Last year, after Hollywood announced it would do away with 35 mm film and go digital, it left old theaters all over the country, including the Clayton, scrambling to raise tens of thousands of dollars to upgrade their equipment and avoid being essentially phased out of business.
Joanne Howe owns the Clayton, and she says it's both moving and astonishing that the community found a way to raise more than $60,000 dollars to save the theater. "Almost from the beginning, we had this positive outlook that we could make it, but right at the start, I wasn't too sure," Howe says with a laugh.
Charlie Thorne has been operating the projectors here at the Clayton for almost 50 years. He used to have to change seven or eight reels during the course of a two-hour movie on the fly.
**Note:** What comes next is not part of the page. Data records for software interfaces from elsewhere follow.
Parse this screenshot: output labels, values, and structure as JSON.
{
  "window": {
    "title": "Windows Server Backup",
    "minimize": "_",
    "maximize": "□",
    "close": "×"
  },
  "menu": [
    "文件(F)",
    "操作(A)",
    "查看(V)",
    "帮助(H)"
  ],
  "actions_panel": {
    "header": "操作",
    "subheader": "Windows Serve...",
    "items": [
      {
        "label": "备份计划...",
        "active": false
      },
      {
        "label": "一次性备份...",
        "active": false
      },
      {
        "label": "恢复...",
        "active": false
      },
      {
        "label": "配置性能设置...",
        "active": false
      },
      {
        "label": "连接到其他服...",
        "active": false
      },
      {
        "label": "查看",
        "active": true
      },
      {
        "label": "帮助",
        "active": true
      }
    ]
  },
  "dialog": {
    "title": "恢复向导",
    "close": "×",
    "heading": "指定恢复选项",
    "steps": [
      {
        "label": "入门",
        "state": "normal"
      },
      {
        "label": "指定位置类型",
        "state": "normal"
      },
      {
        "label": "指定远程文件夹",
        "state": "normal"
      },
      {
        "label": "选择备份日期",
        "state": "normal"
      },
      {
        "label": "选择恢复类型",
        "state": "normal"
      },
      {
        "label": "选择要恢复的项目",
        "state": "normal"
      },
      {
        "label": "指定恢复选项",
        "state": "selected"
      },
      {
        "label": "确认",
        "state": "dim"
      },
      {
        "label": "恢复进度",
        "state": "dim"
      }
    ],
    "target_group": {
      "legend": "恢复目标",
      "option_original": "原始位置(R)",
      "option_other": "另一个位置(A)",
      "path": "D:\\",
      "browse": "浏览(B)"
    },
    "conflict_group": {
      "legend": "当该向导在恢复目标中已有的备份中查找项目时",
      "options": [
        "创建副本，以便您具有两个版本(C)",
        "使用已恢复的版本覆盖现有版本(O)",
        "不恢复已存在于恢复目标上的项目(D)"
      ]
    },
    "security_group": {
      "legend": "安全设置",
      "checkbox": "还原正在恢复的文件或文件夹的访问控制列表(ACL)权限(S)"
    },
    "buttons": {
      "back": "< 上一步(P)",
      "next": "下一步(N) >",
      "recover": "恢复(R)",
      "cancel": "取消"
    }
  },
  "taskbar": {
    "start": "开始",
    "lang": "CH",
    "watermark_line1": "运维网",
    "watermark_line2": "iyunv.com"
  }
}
Now he just has to press one button. "It's the wave of the future, and they say you can't teach an old dog new tricks," Thorne says. "Well, I guess you can."
Now, the past and the present sit side by side in the control room at the Clayton, as an original 35 mm reel-to-reel projector quietly collects dust next to the new high-tech digital machine that Charlie and Joanne hope will help take a new generation of folks in Dagsboro to the movies.
Image courtesy Clayton Theatre